Menu Close

Your Employer’s FMLA Leave Covers Treatment

Claim Your Recovery Today!

Your Employer’s FMLA Leave Covers Treatment

Many people struggling with substance abuse are completely unaware that they qualify for up to 12 weeks of government-mandated protected time off from their jobs every year. Surprised? You’re not alone. Most employers don’t advertise that FMLA leave covers treatment as addressing a medical illness. Let’s take this moment to tip our hats to Bill Clinton, who passed these protections via the Family and Medical Leave Act in 1993 with the approval of Congress.

FMLA Leave Covers Treatment

What is FMLA Leave?

The Family and Medical Leave Act, or FMLA, requires employers with 50 or more employees to provide up to 12 weeks’ time off with no repercussions. In other words, your employer can’t fire you if you take an extended leave for medical reasons. This is good news for those who are struggling with oft-stigmatized substance abuse problems. Since alcoholism and drug addiction are classified as medical illnesses by the US government, FMLA leave covers treatment as a way of addressing those illnesses. And don’t worry about coworkers catching wind of anything while you’re gone. FMLA fiercely protects medical privacy, so your employer legally can’t let anyone at your job know why you’re gone.

But there are a few caveats you should know about FMLA’s coverage requirements. Certain qualifications must be met first before your job is protected. Our addiction treatment counselors are available 24/7 for free consultations and information about how FMLA leave covers treatment: (833) 433-0448

FMLA Leave Covers Treatment

The United States Department of Labor clearly states that FMLA leave covers treatment:

Treatment for substance abuse may be a serious health condition if the conditions for inpatient care and/or continuing treatment are met. Title 29 – Labor § 825.119

Curious about what those conditions are? We’ve made a breakdown for you.

  • Treatment must be provided by a health care provider.
  • Absence because of employee’s use of the substance (rather than for treatment) does not qualify for FMLA.
  • Employees may use FMLA leave to care for a covered family member who is receiving treatment for substance abuse. For instance, if your husband, wife, son, daughter, mother, or father needs transportation to an outpatient program, your time off work is covered by FMLA.

Healthcare providers should be state-licensed and accredited by Joint Commission and CARF. To learn more about finding a reputable treatment center, call one of our treatment counselors today: (833) 433-0448

We Take Care of the Paperwork
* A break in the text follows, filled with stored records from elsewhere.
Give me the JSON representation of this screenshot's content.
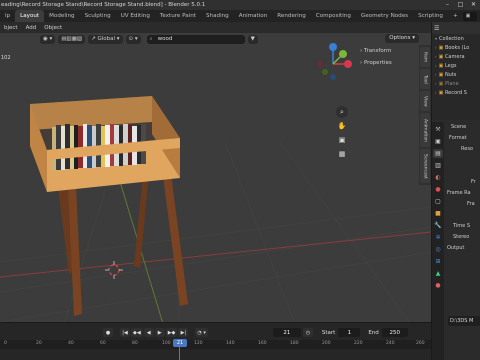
{
  "window": {
    "title": "eading\\Record Storage Stand\\Record Storage Stand.blend] - Blender 5.0.1",
    "controls": [
      "–",
      "□",
      "✕"
    ]
  },
  "workspaces": {
    "menu_fragment": "lp",
    "tabs": [
      "Layout",
      "Modeling",
      "Sculpting",
      "UV Editing",
      "Texture Paint",
      "Shading",
      "Animation",
      "Rendering",
      "Compositing",
      "Geometry Nodes",
      "Scripting"
    ],
    "active": "Layout",
    "add_symbol": "+"
  },
  "viewport": {
    "header_menu": [
      "bject",
      "Add",
      "Object"
    ],
    "orientation": "Global",
    "search": {
      "value": "wood",
      "placeholder": ""
    },
    "options_label": "Options",
    "n_panel": [
      "Transform",
      "Properties"
    ],
    "side_tabs": [
      "Item",
      "Tool",
      "View",
      "Animation",
      "Screencast"
    ],
    "overlay_number": "102"
  },
  "outliner": {
    "items": [
      {
        "label": "Collection",
        "dim": false
      },
      {
        "label": "Books (Lo",
        "dim": false
      },
      {
        "label": "Camera",
        "dim": false
      },
      {
        "label": "Legs",
        "dim": false
      },
      {
        "label": "Nuts",
        "dim": false
      },
      {
        "label": "Plane",
        "dim": true
      },
      {
        "label": "Record S",
        "dim": false
      }
    ]
  },
  "properties": {
    "rows": [
      "Scene",
      "Format",
      "Reso",
      "",
      "",
      "Fr",
      "Frame Ra",
      "Fra",
      "",
      "Time S",
      "Stereo",
      "Output"
    ],
    "output_path": "D:\\3DS M"
  },
  "timeline": {
    "current_frame": "21",
    "start_label": "Start",
    "start": "1",
    "end_label": "End",
    "end": "250",
    "ruler_ticks": [
      "0",
      "20",
      "40",
      "60",
      "80",
      "100",
      "120",
      "140",
      "160",
      "180",
      "200",
      "220",
      "240",
      "260"
    ]
  },
  "colors": {
    "viewport_bg": "#3c3c3c",
    "accent": "#4a78c2",
    "axis_x": "#d6394e",
    "axis_y": "#7fb53a",
    "axis_z": "#3a7fd6",
    "wood": "#c98d4a"
  }
}
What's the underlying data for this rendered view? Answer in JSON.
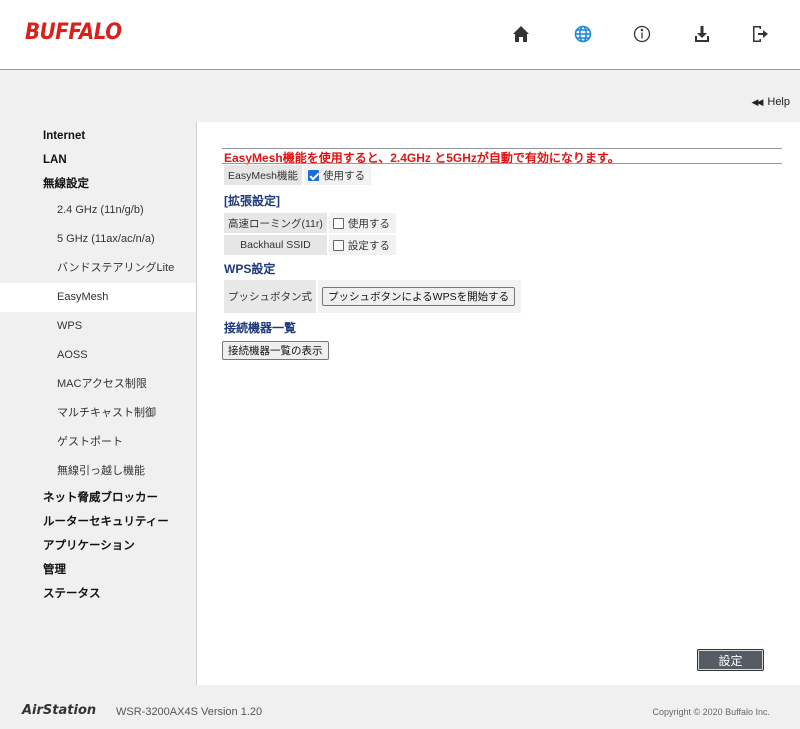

Getting help for addiction treatment is hard enough without having to sweat the logistics of FMLA leave. That’s why New Start takes care of it all for you. That includes talking to your company’s HR department, filing the proper paperwork, and verifying for any special requirements your employer may have. Our addiction treatment specialists are trained to handle this process with efficiency at no extra cost to you. For more details about how our counselors make the treatment process smooth for you, call us any time: (833) 433-0448

Do I Qualify for FMLA?

The number one requirement for FMLA leave is that your employer has 50 or more employees. If a private employer has fewer than that, they are not required to provide FMLA leave. That said, it’s worth checking in with your HR department to ask anyway. Some companies are flexible, and some states have additional medical leave rules that may work in your favor.

But there are a few more requirements before ensuring that you qualify for FMLA.

  • Employee’s medical condition prevents them from performing their job properly.
  • Employee must care for immediate family member with a serious condition.
  • Childcare needs for birth of a child or adoption/fostering.
  • Some exigencies related to the military.

To determine whether you qualify for FMLA, call one of our addiction counselors today: (833) 433-0448

Posted in Addiction, Alcoholism, Detox, Drug Addiction, Health and Wellness, Recovery